George Carlin is not stand-up comedy’s elder statesman. “Elder” and “state” imply a type of establishment, which Carlin has always successfully avoided.

There’s the old adage that all comedians secretly wish they were rock stars. As such, maybe Carlin is the Jimi Hendrix of stand-up. The gold standard. The undisputed great one. And like a benevolent guitar god, Carlin did indeed rock the crowd Sunday at the State Theatre.

Two years after his last HBO special, Carlin treated the audience to about 70 minutes of brand-new material. Almost unbelievably, his new observations, complaints and grievances remain as hilarious as any classic material from his exhaustive comedy catalog.

Unlike Lewis Black, who less-than-gracefully tried to weave test material into his act in November at the State Theatre, Carlin was upfront from the beginning. He glanced frequently at a huge stack of papers, confiding in the crowd that he’d rather tell the jokes as intended. Carlin said the notes could be distracting, but he rightly shrugged the anxiety off quickly. After all, with the respect he commands, no one came to heckle Carlin.

The comedian trudged on stage wearing a jacket and baseball cap, muttering profanely about how old theaters are always too cold. He referred to his body temperature and the mood of the crowd.

“I’ll take the jacket off when I get warmed up,” he said.
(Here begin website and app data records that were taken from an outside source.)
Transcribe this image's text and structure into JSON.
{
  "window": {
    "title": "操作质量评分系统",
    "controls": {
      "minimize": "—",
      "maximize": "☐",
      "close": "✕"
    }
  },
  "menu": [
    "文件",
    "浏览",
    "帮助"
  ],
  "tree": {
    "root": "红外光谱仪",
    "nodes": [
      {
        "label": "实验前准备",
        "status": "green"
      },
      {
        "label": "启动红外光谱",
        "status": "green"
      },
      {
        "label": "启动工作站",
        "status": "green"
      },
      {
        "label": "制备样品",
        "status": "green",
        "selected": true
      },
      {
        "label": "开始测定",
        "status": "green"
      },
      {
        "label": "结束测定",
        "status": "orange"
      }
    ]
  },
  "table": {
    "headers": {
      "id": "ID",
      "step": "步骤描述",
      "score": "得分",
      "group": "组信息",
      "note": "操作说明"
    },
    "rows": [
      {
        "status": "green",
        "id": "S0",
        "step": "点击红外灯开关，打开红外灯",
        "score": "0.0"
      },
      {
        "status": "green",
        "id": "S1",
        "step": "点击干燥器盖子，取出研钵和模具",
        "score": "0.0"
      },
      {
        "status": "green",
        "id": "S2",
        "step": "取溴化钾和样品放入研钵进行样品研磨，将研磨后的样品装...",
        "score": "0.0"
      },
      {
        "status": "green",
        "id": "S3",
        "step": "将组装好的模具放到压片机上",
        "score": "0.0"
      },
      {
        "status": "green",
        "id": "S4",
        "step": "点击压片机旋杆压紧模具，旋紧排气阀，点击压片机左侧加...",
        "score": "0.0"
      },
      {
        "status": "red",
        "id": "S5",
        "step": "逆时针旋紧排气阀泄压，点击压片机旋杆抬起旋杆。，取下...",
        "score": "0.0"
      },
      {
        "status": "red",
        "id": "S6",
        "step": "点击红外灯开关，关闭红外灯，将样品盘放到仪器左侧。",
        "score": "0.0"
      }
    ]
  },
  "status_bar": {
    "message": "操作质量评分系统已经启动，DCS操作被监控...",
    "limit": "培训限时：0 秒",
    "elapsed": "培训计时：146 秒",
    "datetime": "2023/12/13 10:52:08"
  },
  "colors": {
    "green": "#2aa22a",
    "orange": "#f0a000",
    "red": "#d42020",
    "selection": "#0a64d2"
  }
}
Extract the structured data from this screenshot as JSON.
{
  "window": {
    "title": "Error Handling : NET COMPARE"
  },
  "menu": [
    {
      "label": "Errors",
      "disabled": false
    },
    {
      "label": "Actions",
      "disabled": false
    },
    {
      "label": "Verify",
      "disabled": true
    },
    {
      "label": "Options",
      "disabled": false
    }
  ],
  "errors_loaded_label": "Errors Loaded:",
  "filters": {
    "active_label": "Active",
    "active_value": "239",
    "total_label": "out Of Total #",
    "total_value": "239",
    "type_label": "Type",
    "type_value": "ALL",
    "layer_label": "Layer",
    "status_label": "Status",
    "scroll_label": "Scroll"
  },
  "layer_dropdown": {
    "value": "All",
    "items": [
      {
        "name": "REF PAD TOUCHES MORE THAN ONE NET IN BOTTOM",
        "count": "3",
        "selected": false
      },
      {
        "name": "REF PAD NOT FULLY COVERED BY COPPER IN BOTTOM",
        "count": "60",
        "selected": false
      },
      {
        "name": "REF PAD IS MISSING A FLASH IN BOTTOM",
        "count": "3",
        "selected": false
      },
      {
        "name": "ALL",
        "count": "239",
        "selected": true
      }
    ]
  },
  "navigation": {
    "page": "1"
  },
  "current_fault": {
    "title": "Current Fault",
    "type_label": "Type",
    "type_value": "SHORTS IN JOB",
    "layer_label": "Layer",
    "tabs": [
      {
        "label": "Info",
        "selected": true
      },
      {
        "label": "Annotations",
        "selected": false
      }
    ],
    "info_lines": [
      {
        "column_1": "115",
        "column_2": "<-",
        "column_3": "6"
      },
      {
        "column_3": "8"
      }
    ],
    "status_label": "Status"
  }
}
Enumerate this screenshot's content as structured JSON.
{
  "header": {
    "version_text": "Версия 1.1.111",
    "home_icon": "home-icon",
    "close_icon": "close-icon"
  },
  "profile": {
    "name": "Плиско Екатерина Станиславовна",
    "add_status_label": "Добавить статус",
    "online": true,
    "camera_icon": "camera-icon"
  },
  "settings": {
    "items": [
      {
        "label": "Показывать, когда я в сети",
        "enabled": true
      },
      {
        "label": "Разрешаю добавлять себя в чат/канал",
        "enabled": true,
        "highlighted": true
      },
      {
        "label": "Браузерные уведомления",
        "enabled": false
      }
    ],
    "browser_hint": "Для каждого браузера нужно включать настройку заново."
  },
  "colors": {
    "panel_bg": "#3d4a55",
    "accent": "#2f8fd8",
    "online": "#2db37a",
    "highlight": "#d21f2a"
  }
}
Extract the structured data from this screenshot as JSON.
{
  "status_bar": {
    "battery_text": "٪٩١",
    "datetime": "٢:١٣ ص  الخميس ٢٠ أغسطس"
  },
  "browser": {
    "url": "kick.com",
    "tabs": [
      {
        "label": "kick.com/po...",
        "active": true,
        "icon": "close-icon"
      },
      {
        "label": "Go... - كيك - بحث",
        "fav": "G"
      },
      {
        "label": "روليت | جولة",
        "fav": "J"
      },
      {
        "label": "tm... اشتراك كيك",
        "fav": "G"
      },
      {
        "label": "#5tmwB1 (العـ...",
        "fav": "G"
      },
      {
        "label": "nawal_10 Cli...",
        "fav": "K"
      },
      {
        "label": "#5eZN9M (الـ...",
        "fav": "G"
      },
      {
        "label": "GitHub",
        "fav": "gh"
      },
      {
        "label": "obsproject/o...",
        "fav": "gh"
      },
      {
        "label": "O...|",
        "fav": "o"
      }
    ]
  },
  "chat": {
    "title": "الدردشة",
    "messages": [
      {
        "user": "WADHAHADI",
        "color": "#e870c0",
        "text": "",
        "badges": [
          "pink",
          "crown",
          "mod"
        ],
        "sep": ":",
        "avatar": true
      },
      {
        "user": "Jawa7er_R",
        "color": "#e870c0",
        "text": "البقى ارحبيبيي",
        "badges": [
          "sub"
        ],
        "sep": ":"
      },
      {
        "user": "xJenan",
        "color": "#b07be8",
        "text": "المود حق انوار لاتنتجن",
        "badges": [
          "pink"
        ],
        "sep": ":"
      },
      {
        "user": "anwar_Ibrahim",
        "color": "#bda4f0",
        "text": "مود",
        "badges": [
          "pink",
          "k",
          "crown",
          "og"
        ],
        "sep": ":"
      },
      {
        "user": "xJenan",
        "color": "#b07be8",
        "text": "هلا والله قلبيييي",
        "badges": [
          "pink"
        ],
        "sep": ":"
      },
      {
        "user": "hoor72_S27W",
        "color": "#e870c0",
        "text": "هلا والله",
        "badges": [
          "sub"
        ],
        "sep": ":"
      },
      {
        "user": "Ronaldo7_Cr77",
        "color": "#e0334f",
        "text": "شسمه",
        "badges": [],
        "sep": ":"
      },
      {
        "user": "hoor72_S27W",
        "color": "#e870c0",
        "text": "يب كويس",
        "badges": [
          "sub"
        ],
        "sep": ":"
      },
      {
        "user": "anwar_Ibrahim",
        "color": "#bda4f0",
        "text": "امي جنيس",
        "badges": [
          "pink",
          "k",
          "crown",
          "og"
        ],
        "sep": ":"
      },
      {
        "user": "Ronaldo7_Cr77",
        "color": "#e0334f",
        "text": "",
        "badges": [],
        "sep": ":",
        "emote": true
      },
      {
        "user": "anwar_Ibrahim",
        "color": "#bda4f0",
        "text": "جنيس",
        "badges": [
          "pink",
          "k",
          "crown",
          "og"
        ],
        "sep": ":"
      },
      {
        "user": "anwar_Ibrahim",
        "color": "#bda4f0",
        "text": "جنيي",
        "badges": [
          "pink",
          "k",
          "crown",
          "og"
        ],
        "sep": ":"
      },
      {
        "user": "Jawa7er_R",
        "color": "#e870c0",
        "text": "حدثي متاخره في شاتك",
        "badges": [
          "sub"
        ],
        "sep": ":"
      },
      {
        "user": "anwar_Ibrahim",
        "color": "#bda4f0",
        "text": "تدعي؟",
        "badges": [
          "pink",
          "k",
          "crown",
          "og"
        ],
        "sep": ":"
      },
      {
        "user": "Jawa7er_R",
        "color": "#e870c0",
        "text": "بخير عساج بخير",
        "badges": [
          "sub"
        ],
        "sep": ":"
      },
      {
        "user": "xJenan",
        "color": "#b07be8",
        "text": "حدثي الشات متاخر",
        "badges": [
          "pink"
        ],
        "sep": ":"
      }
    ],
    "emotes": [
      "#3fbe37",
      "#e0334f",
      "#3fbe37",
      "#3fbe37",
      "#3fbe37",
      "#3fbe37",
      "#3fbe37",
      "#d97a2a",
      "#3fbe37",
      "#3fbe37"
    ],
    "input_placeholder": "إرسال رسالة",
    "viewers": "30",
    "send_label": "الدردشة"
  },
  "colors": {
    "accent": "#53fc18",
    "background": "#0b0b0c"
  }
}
Once he knocked his first joke out of the park, off came the hat and jacket.

Much of Carlin’s set was a sharp departure from “Life is Worth Losing,” his previous HBO special, which though raucously funny, was not exactly the most uplifting comedy special. It was one man’s tirade against humanity, just good old-fashioned hating on the planet and fun with nihilism. He talked about his 18-month tour with that material.

“I got a little depressed,” Carlin said.

So what would Carlin’s cure for the doldrums be? Only some of the filthiest jokes ever performed for an audience. He made audience members laugh at incest and child abuse more than they probably ever had before.

“I hope some of you actually are deeply offended,” he said.

Pants-crapping and fellatio aside, Carlin saved the best material for his perennial topic of choice: religion. Making fun of religion is the greatest taboo in comedy. But religion is most deserving of ridicule since the topic has been avoided for years. And nobody delights in screwing with Christians like Carlin. A self-proclaimed “recovering Catholic,” Carlin has been making faithful Christians squirm in their seats since the ’70s, with his war stories from the Catholic school trenches and mockery of the pope thrown in for good measure.

His act included more than pointing out the stupidity of yarmulkes and the pointed hats of the papacy. Carlin expressed genuine fear about the power of religion in the world today, coupled with old-school nuclear paranoia.

“Every major religion has the bomb now,” Carlin said, referring to Muslim Pakistan, Hindu India and Protestant America. “How long before the fringe religions get the bomb?”

Historians can now cite Carlin as the first to ponder when Scientology will have a nuclear weapon to call its own. May L. Ron Hubbard have mercy on us all.

Of all the highlights of Carlin’s performance Sunday, it’s hard to gauge which aspect of the show was most satisfying. He still has fresh material after more than 30 years of performing. Any random 30 seconds of it is funnier than Dane Cook’s entire act.